The gospel is eternally true, and is for all cultures, right? Yes, but missiologists have discovered that it's a bit more complicated than that. Truth doesn't change, but its significance to you or me will be different that to folks in a different context. Just as the value of pi doesn't change, its significance to a mathematician is different that its significance to a child. In the same way, the significance that Christians find in the good news of the Kingdom of God has varied a bit both geographically and across time.
For example, in the 1950's Billy Graham and Bill Bright (of Campus Crusade) could hold massive events explaining the way to heaven. The truth has not changed, but it is hard to fill a stadium in the USA these days with people who are looking for a way to heaven. In the USA these days, Christians emphasize more how a relationship with God can improve your marriage, give you purpose in life, or lead to happiness.
What significance have other cultures found in the good news? The hope we have in the death and resurrection of Christ is fairly universal for Christians- but there are certain central questions, based on context, that also come in to focus. In Latin America for the past four decades, the role of the gospel in bringing economic and social justice has been a central theological issue. Worldwide, Christians know that living out the gospel means loving neighbor- but Latin American Christian communities have made this a central focus of the gospel. This has also been a focus among Black American theologians, and theologians in south Africa.
In other parts of sub-Saharan Africa, though, the social aspect of the good news has not been focal. Central theological questions have been about the morality of ancestor veneration, how to defeat dark spiritual powers, and how to achieve healing. The good news of Jesus, in this context, is his supremacy over the powers of Satan.
Dyrness (1990) points out that if Latin American theology has emphasized the this-worldly focus of the good news, Asian theology has typically focused on the other-worldly aspect, or has remained fairly philosophical: How is Jesus the ultimate meaning of the universe? Asian Christian theology also emphasizes the way Jesus takes away the shame of our collective sin against God, and has focused a bit less on our personal guilt.
It would be no surprise that Arab Christians must think through the role of Israel- a question that all Christians may be mindful of, but which is a daily felt-reality in the Middle East.
By taking in the global picture of how Christians contextualize the gospel, we can find even deeper significance of the good news. For further reading on the contribution of global theologies:
Anderson, G. and Stransky, T. (1974). Missions Trends 3: Third World Theologies.
Dyrness, W. (1990). Learning about theology from the Third World. Grand Rapids, MI: Zondervan.

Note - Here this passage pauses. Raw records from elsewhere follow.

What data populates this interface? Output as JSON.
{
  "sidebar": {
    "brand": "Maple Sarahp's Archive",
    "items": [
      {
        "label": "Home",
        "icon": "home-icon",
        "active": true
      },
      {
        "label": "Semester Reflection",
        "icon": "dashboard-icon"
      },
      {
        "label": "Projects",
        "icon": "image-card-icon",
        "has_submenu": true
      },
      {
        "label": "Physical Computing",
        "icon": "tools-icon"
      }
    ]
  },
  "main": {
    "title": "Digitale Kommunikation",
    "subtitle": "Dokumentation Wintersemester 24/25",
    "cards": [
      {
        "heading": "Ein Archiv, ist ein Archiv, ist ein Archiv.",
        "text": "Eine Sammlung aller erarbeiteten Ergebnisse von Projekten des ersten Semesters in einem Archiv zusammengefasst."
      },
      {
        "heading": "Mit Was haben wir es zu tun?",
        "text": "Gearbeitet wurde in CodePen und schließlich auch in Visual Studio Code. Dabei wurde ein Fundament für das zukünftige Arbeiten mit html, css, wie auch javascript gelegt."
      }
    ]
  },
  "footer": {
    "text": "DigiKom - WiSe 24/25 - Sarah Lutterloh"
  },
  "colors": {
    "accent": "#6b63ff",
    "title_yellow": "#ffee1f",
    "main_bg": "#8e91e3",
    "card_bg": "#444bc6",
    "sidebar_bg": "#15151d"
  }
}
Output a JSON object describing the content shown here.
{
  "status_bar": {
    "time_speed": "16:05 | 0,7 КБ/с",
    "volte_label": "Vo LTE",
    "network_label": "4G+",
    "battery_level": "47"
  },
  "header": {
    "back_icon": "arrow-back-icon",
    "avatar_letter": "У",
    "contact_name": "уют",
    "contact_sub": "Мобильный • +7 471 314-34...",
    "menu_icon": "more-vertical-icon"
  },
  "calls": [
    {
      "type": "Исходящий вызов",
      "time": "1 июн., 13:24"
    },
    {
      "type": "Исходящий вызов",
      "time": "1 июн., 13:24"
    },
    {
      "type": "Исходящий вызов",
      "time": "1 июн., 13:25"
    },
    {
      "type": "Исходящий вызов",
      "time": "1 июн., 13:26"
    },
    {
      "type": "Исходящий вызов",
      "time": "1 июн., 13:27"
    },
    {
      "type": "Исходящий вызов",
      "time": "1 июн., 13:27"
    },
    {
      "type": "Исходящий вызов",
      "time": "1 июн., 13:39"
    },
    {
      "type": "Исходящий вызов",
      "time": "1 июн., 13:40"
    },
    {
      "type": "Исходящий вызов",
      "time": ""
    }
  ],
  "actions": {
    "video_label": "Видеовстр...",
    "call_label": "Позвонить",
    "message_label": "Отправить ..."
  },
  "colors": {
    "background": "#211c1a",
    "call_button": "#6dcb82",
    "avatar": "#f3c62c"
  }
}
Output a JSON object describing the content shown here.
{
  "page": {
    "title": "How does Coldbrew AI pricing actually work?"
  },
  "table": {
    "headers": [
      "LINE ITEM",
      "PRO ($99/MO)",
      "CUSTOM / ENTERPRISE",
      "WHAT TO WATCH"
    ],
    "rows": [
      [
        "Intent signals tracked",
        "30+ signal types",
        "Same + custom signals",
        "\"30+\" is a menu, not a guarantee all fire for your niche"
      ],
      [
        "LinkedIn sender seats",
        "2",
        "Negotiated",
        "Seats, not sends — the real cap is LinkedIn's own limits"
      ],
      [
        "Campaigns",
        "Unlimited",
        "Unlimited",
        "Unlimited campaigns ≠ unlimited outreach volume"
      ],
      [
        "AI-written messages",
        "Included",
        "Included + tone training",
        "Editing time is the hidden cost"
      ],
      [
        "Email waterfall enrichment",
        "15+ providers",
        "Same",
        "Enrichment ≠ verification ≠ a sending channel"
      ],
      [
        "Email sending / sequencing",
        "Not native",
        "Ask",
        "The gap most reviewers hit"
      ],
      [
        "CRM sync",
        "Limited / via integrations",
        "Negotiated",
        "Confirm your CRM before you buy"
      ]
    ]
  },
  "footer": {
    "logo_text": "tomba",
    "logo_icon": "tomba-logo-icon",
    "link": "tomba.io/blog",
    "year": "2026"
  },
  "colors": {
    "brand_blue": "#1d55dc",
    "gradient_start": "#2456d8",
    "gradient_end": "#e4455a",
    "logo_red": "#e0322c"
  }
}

Tennent, T. (2007) Theology in the context of world Christianity: How the global church is influencing the way we think about and discuss theology. Zondervan.
Kenneth Nehrbass, Ph.D.
Associate Professor at Biola University, Author, Pastor